When the FMCSA originally came up with a penalty for violating the Coercion Rule, they proposed a fine of $11,000. However, many trucking groups and organizations have expressed their concerns and opinions, stating that such amount was too small a price to pay for such an incriminating violation. The FMCSA adjusted and raised this fine value to a maximum amount of $16,000 for those caught coercing.

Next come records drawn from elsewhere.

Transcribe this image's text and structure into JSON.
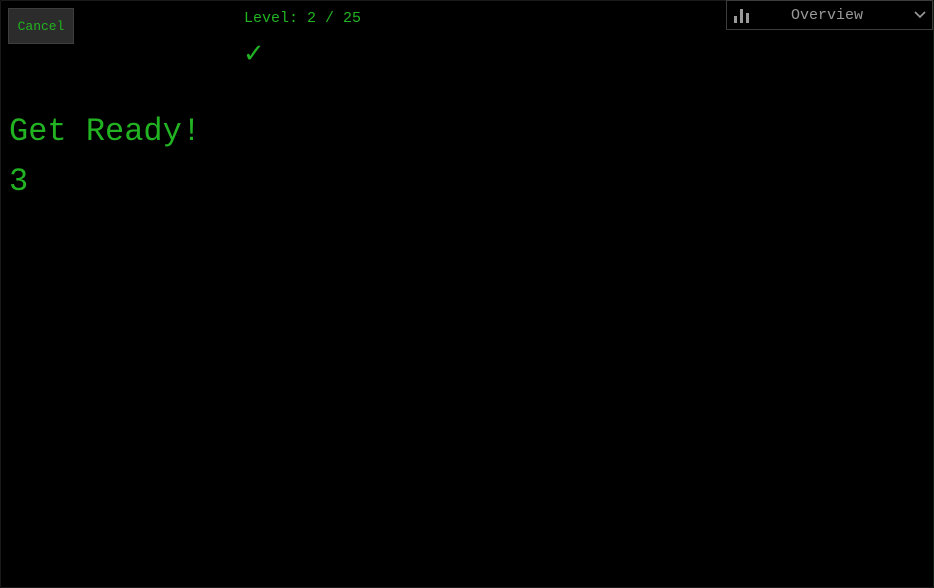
{
  "game": {
    "cancel_label": "Cancel",
    "level_text": "Level: 2 / 25",
    "status_icon": "checkmark-icon",
    "check_glyph": "✓",
    "message": "Get Ready!",
    "countdown": "3"
  },
  "view_select": {
    "icon": "bar-chart-icon",
    "selected_label": "Overview"
  },
  "colors": {
    "accent_green": "#22b322",
    "background": "#000000",
    "button_bg": "#2c2c2c",
    "select_text": "#9a9a9a"
  }
}
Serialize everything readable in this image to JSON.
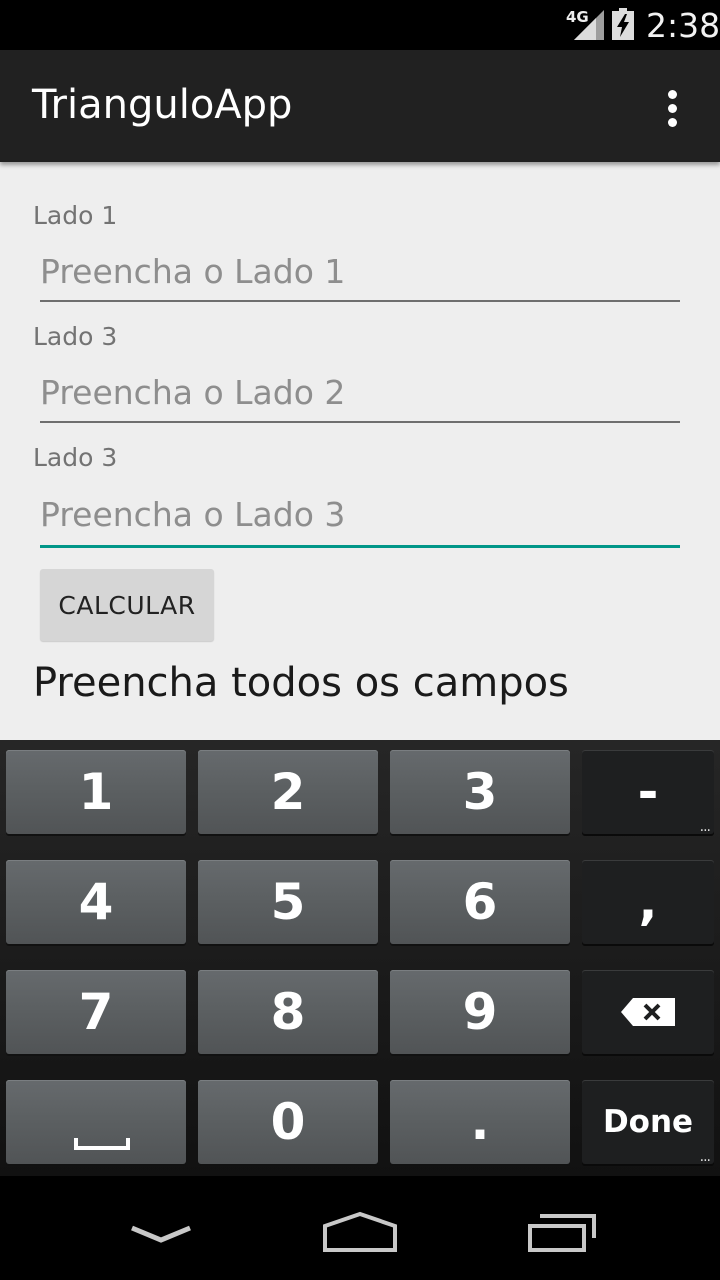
{
  "status_bar": {
    "network": "4G",
    "time": "2:38"
  },
  "app_bar": {
    "title": "TrianguloApp"
  },
  "form": {
    "fields": [
      {
        "label": "Lado 1",
        "placeholder": "Preencha o Lado 1",
        "value": ""
      },
      {
        "label": "Lado 3",
        "placeholder": "Preencha o Lado 2",
        "value": ""
      },
      {
        "label": "Lado 3",
        "placeholder": "Preencha o Lado 3",
        "value": ""
      }
    ],
    "button_label": "CALCULAR",
    "result_text": "Preencha todos os campos"
  },
  "keyboard": {
    "rows": [
      [
        "1",
        "2",
        "3",
        "-"
      ],
      [
        "4",
        "5",
        "6",
        ","
      ],
      [
        "7",
        "8",
        "9",
        "backspace-icon"
      ],
      [
        "space-icon",
        "0",
        ".",
        "Done"
      ]
    ],
    "done_label": "Done"
  },
  "colors": {
    "accent": "#009688",
    "app_bar": "#212121",
    "content_bg": "#eeeeee"
  }
}
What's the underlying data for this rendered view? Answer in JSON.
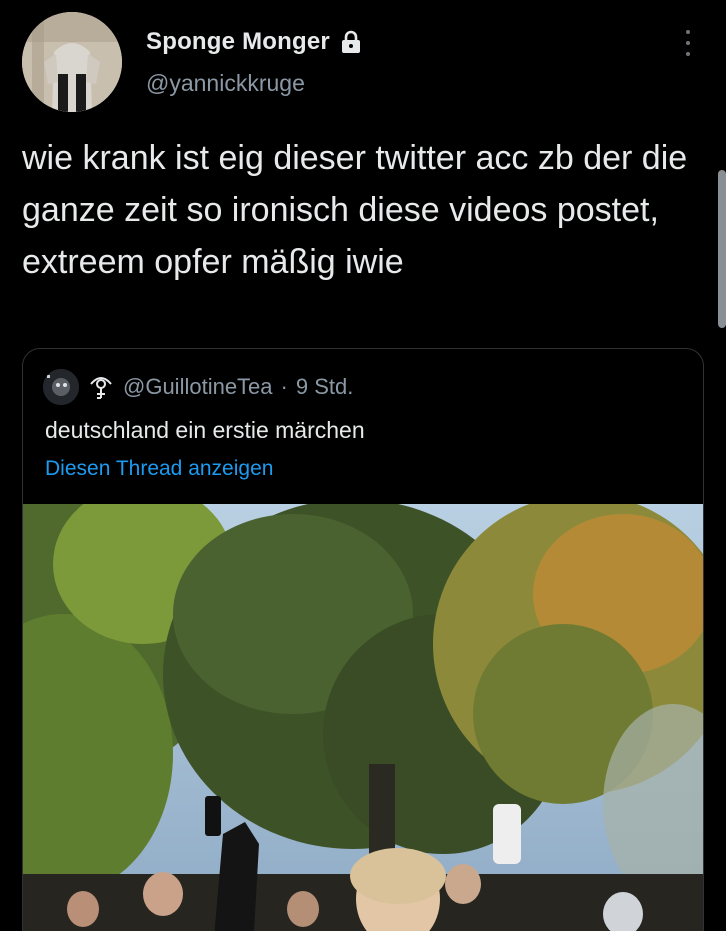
{
  "author": {
    "name": "Sponge Monger",
    "handle": "@yannickkruge",
    "protected_icon": "lock-icon"
  },
  "tweet": {
    "text": "wie krank ist eig dieser twitter acc zb der die ganze zeit so ironisch diese videos postet, extreem opfer mäßig iwie"
  },
  "quote": {
    "handle": "@GuillotineTea",
    "separator": "·",
    "time": "9 Std.",
    "text": "deutschland ein erstie märchen",
    "thread_link": "Diesen Thread anzeigen",
    "media": "video-thumbnail-trees-crowd"
  },
  "colors": {
    "background": "#000000",
    "text": "#e7e9ea",
    "secondary": "#8b98a5",
    "link": "#1d9bf0",
    "border": "#2f3336"
  }
}
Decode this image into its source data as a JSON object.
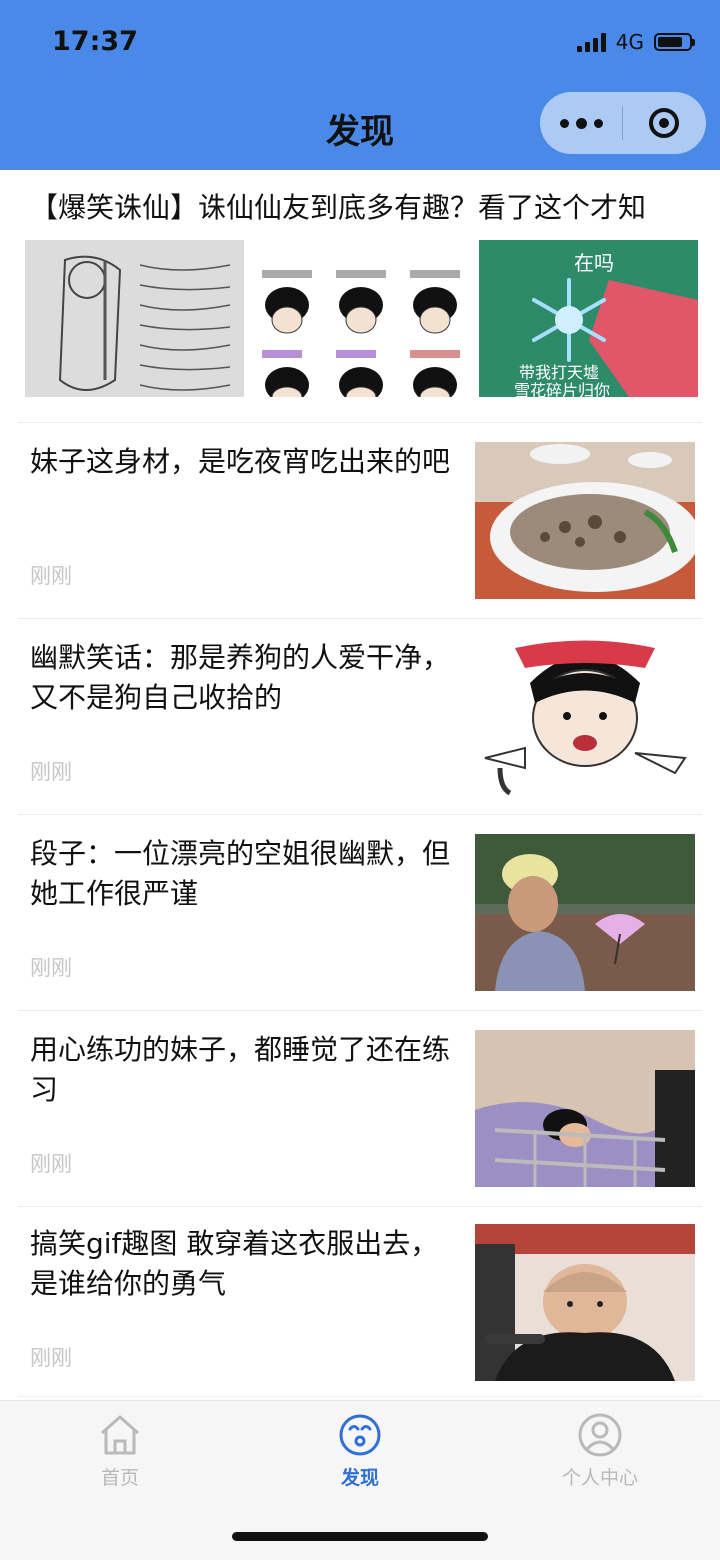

Some organizations have even called for the suspension of licenses and operating authorities of guilty vendors. The FMCSA responded to this with a promise of attacking coercion with force, which may possibly include the suspension of authority of entities in violation of the Coercion Rule. Eventually, this might even lead to the FMCSA exercising its authority to completely shut down guilty carriers. The national Highway Trust Fund will assume responsibility of all fines collected from penalties, as the Coercion Rule takes effect early in 2016 from when the FMCSA will begin accepting complaints from drivers.
Reporting A Violation Of Coercion
In order to properly report a violation to the FMCSA, drivers must file a complaint within 90 days of encountering a coercive action. Driver complaints must be as detailed as possible including any written accounts showing discussions of coercive attempts. Written accounts may include text or email messages. Complaints must also include any names of possible witnesses to the coercion. The drivers may contact the FMCSA Division Office in the state where they are employed, or they can also file a complaint with the National Consumer Complaint Database.
Truck drivers need not be worried about any risks or retaliations that may go against them after any complaints, as the Surface Transportation Assistance Act (STAA) and the Occupational Safety and Health Administration (OSHA) have provided drivers with the whistleblower protection. The whistleblower protection gives drivers the ability to question their employers’ safety practices without fear or risk of losing employment.
The Coercion Rule is but a small step towards providing the community’s truck drivers with the safety and the peace of mind they rightly deserve, just like any other working citizen in any type of workplace. Truck drivers play such an important and massive role in this nation’s commercial industries and businesses. It is crucial that they get protected from harassment and possible physical endangerment.
Safety Measures Now In Place For Drivers
Looking at the bigger picture, the safety of truck drivers also means safety for every motorist and passenger on the road. When drivers are fearful of employment threats, they are forced to violate regulations that were set forth for their safety in the first place. The Coercion Rule puts the pressure on employers to develop integrity and sound employment practices. No truck driver should ever be threatened or feel the need to violate any regulations because of force. The Coercion Rule will hopefully provide truck drivers with the respect and safety they surely should have on and off the road.
“Our nation relies on millions of commercial vehicle drivers to move people and freight, and we must do everything we can to ensure that they are able to operate safely,” said U.S. Transportation Secretary Anthony Foxx. “This Rule enables us to take enforcement action against anyone in the transportation chain who knowingly and recklessly jeopardizes the safety of the driver and of the motoring public.”
“Any time a motor carrier, shipper, receiver, freight-forwarder, or broker demands that a schedule be met, one that the driver says would be impossible without violating hours-of-service restrictions or other safety regulations, that is coercion,” said FMCSA Acting Administrator Scott Darling. “No commercial driver should ever feel compelled to bypass important federal safety regulations and potentially endanger the lives of all travelers on the road.”
Submit Coercion Complaint
For more information on what constitutes coercion and how to submit a complaint to FMCSA, see: www.fmcsa.dot.gov/safety/coercion.